Portland has twice been selected by Bicycling magazine as the most bike-friendly city in the nation, and indeed the city has a comprehensive infrastructure devoted to cycling. Unless you’re from Amsterdam, you’ll be amazed at the number of people who get around Portland on bikes.
The website of the City of Portland’s Office of Transportation (www.portlandonline.com/transportation) lists up-to-date information for cyclists. A handy map called Getting There by Bike, published by the government agency Metro, is sold at bike shops and bookstores across town.
Cyclists should know that Portland is a city of bridges but that not all bridges are recommended for cyclists. A river-level foot-bike bridge forms the lower level of the Steel Bridge and connects the Eastbank Esplanade to Waterfront Park and downtown; otherwise, the Hawthorne, Broadway, and Burnside Bridges are best, although bikes must share sidewalks with pedestrians.
Bikes are allowed on TriMet buses (bike racks are mounted on the front of every bus), the MAX, and the Portland Streetcar, which can be handy to get out of the congested city center to more suitable biking destinations. For more information, see TriMet’s website (www.trimet.org/guide/bikes.htm) or call their bike hotline (503/962-7644).
Although there are many worthy bike routes throughout the Portland area, there are several standouts. For further information on these routes, contact Portland Parks and Recreation (503/823-2223, www.portlandonline.com/parks).
The 16.8-mile Springwater Corridor is a bike thoroughfare built on a reclaimed rail line from Southeast Portland through Gresham to Boring. Views of Mount Hood abound along much of the route. Along the way, easy access to Leach Botanical Gardens, Powell Butte, and other worthy detours are available.
Leif Erikson Trail
A top choice for mountain bikers is Leif Erikson Trail in Forest Park. From the park gate at the end of NW Thurman Street to the junction at Salzman Road is a steady but easy six-mile climb through mature forest. It’s 12 miles to the trail’s end at Germantown Road, but signposts provide directions to shorter loops.

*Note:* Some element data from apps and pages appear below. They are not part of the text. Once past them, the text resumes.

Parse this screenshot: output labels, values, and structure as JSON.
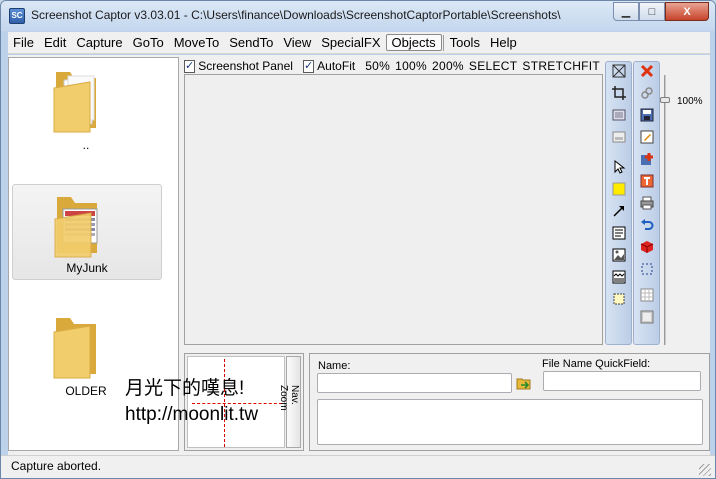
{
  "window": {
    "title": "Screenshot Captor v3.03.01 - C:\\Users\\finance\\Downloads\\ScreenshotCaptorPortable\\Screenshots\\",
    "app_icon_text": "SC",
    "minimize": "▁",
    "maximize": "□",
    "close": "X"
  },
  "menu": {
    "items": [
      "File",
      "Edit",
      "Capture",
      "GoTo",
      "MoveTo",
      "SendTo",
      "View",
      "SpecialFX",
      "Objects",
      "Tools",
      "Help"
    ]
  },
  "file_panel": {
    "folders": [
      {
        "label": ".."
      },
      {
        "label": "MyJunk"
      },
      {
        "label": "OLDER"
      }
    ]
  },
  "screenshot_panel": {
    "screenshot_panel_label": "Screenshot Panel",
    "screenshot_panel_checked": true,
    "autofit_label": "AutoFit",
    "autofit_checked": true,
    "zoom_options": [
      "50%",
      "100%",
      "200%",
      "SELECT",
      "STRETCHFIT"
    ],
    "check_mark": "✓"
  },
  "zoom_slider": {
    "value_label": "100%"
  },
  "nav_pane": {
    "nav_label": "Nav.",
    "zoom_label": "Zoom"
  },
  "info_pane": {
    "name_label": "Name:",
    "name_value": "",
    "quickfield_label": "File Name QuickField:",
    "quickfield_value": ""
  },
  "status": {
    "text": "Capture aborted."
  },
  "watermark": {
    "line1": "月光下的嘆息!",
    "line2": "http://moonlit.tw"
  },
  "colors": {
    "title_gradient_top": "#dbe8f6",
    "toolstrip": "#c9d8ee",
    "close_button": "#c7432a",
    "folder_yellow": "#f2cd6b"
  }
}
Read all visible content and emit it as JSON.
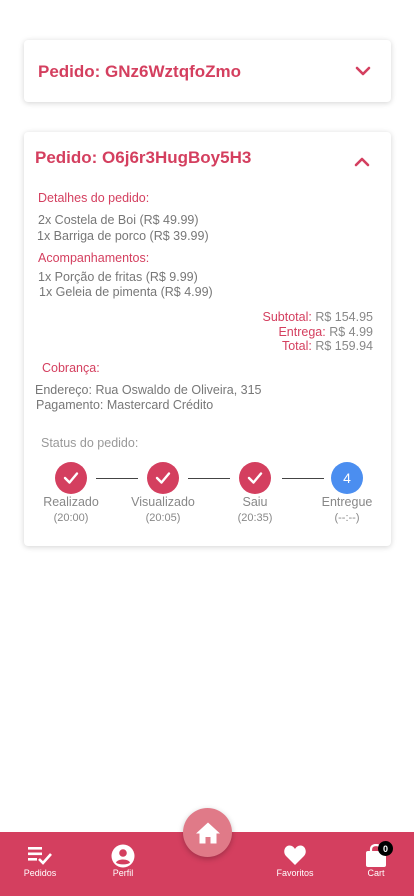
{
  "colors": {
    "accent": "#d43f5f",
    "pending_step": "#4b8ef0",
    "nav_bg": "#d43f5f",
    "home_button": "#e07a88"
  },
  "orders": [
    {
      "title": "Pedido: GNz6WztqfoZmo",
      "expanded": false
    },
    {
      "title": "Pedido: O6j6r3HugBoy5H3",
      "expanded": true,
      "details_label": "Detalhes do pedido:",
      "items": [
        "2x Costela de Boi (R$ 49.99)",
        "1x Barriga de porco (R$ 39.99)"
      ],
      "sides_label": "Acompanhamentos:",
      "sides": [
        "1x Porção de fritas (R$ 9.99)",
        "1x Geleia de pimenta (R$ 4.99)"
      ],
      "subtotal_label": "Subtotal:",
      "subtotal_value": "R$ 154.95",
      "delivery_label": "Entrega:",
      "delivery_value": "R$ 4.99",
      "total_label": "Total:",
      "total_value": "R$ 159.94",
      "billing_label": "Cobrança:",
      "address": "Endereço: Rua Oswaldo de Oliveira, 315",
      "payment": "Pagamento: Mastercard Crédito",
      "status_label": "Status do pedido:",
      "steps": [
        {
          "name": "Realizado",
          "time": "(20:00)",
          "done": true
        },
        {
          "name": "Visualizado",
          "time": "(20:05)",
          "done": true
        },
        {
          "name": "Saiu",
          "time": "(20:35)",
          "done": true
        },
        {
          "name": "Entregue",
          "time": "(--:--)",
          "done": false,
          "number": "4"
        }
      ]
    }
  ],
  "nav": {
    "items": [
      {
        "label": "Pedidos",
        "icon": "order-list-icon"
      },
      {
        "label": "Perfil",
        "icon": "account-circle-icon"
      },
      {
        "label": "Favoritos",
        "icon": "heart-icon"
      },
      {
        "label": "Cart",
        "icon": "shopping-bag-icon"
      }
    ],
    "home_icon": "home-icon",
    "cart_count": "0"
  }
}
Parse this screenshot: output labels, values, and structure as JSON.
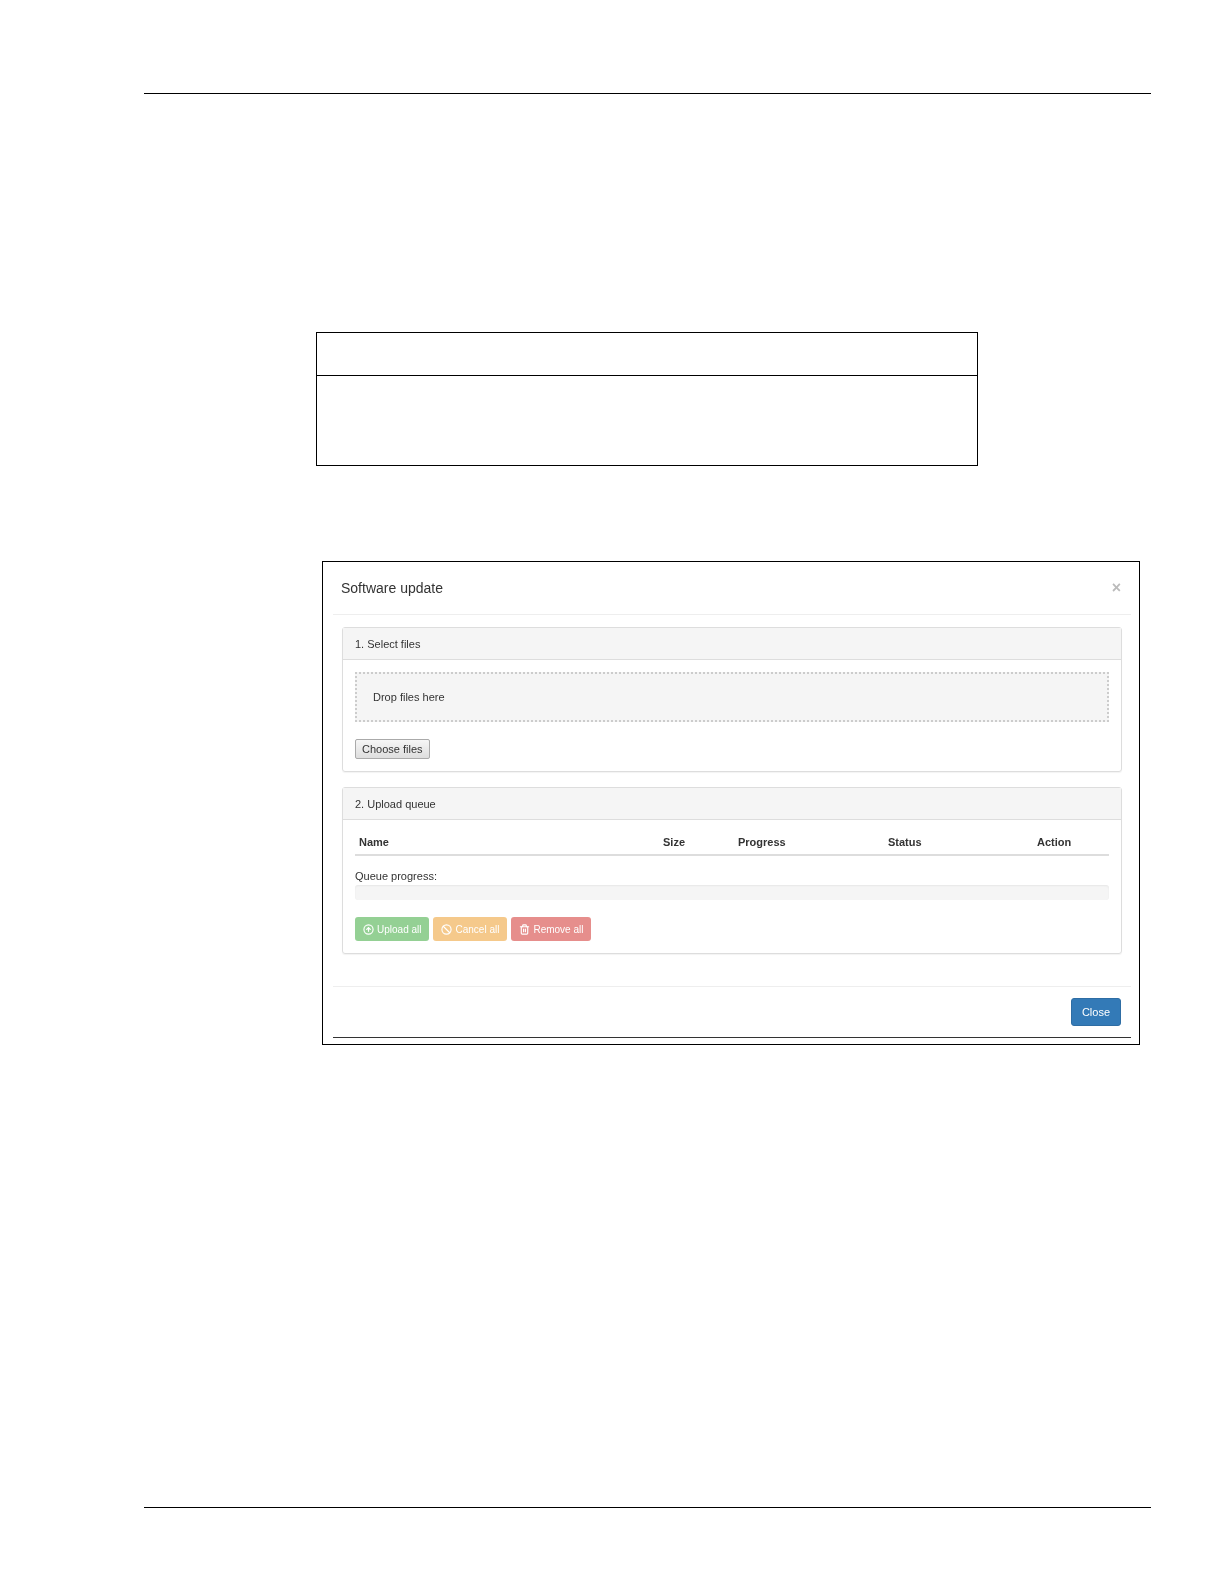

North of Portland at the confluence of the Columbia and Willamette Rivers is Sauvie Island, a perfectly flat island where farms and truck gardens share space with wildlife refuges. The island’s 12-mile loop road is a scenic delight reminiscent of rural France. Sauvie Island is 10 miles north of Portland off U.S. 30.
Repair bikes at the Bicycle Repair Collective (4438 SE Belmont St., 503/233-0564, www.bicyclerepaircol.net). A day-long bike rental costs $25–40, depending on the model.
Hardened cyclists looking for organized 30–100-mile rides at a touring pace should hook up with the Portland Wheelmen Touring Club (503/257-7982, www.pwtc.com).
by Judy Jewell and W. C. McRae from Moon Oregon, 8th Edition, © Elizabeth & Mark Morris and Avalon Travel